Michigan Transportation Asset Management Council (TAMC) has delivered the Michigan 2017 Roads and Bridges Annual Report to the Michigan Legislature and the State Transportation Commission. The report summarizes road and bridge conditions and provides condition projections into the future. The report also provides a synopsis of TAMC program activities and events over the past year.
During 2017, the TAMC rated the pavement condition of the paved federal-aid eligible roads for the fourteenth consecutive year. This data collection included 63% of some 88,000 lane miles of paved roads in Michigan, including State Freeways and Highways, City Major Streets and County Primary Roads. This effort was achieved through a cooperative effort of individuals from county road agencies, city and village engineering staffs, the Michigan Department of Transportation (MDOT), regional planning agencies, and metropolitan planning organizations.
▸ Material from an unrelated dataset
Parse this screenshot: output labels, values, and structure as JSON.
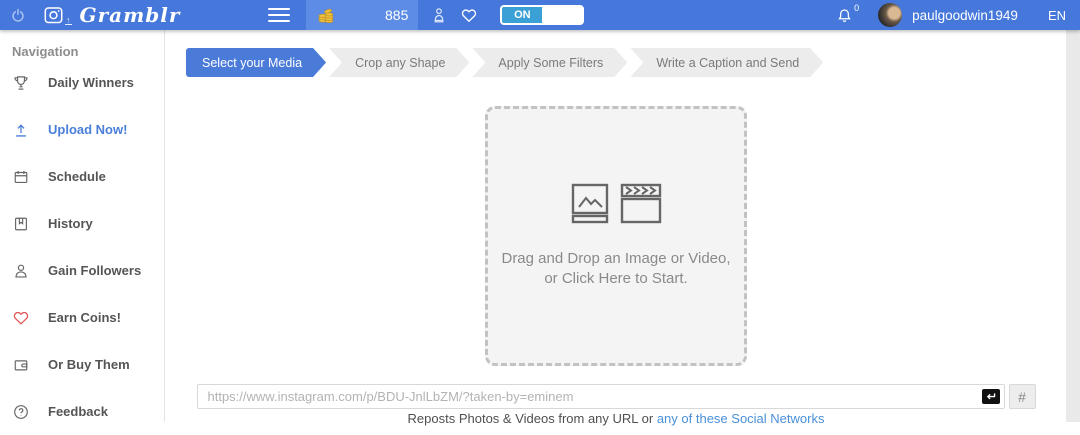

In addition, the TAMC also collected pavement conditions on some of Michigan’s paved non-federal aid eligible roads as well.
In terms of surface condition, the report reveals continued deterioration of Michigan’s federal aid eligible roads. The 2017 condition data indicates 20% of these roads are in good condition, 40% are in fair condition, and 40% are in poor condition; in 2016, the breakdown was 18% good, 43% fair, and 39% poor. The report further indicates that while the condition of nearly 17% of roads improved in 2017, the condition of nearly 20% of pavements fell from “good” to “fair” or from “fair” to “poor.” Michigan’s roads are on a continuous deterioration cycle.
The report also includes data on the condition of all public bridges in Michigan, where the trend is similar. An analysis of the 2017 bridge condition data indicates that state and local bridge condition will begin to decline after this year, as 11.3% of bridges deteriorated while only 6.3% were improved. This year’s report also shows that Michigan has 10.3% of bridges rated as “structurally deficient.” By way of comparison with other Midwest states, Michigan has a significantly higher percentage of structurally deficient bridges than other Great Lakes states, with Indiana having 7.1%, Illinois 8.3%, Minnesota 5.3%, Ohio 5.8% and Wisconsin 7.8% structurally deficient bridges.
John LaMacchia is the Assistant Director of State and Federal Affairs for the League handling transportation, infrastructure, energy and environment issues. He can be reached at email@example.com or 517-908-0303.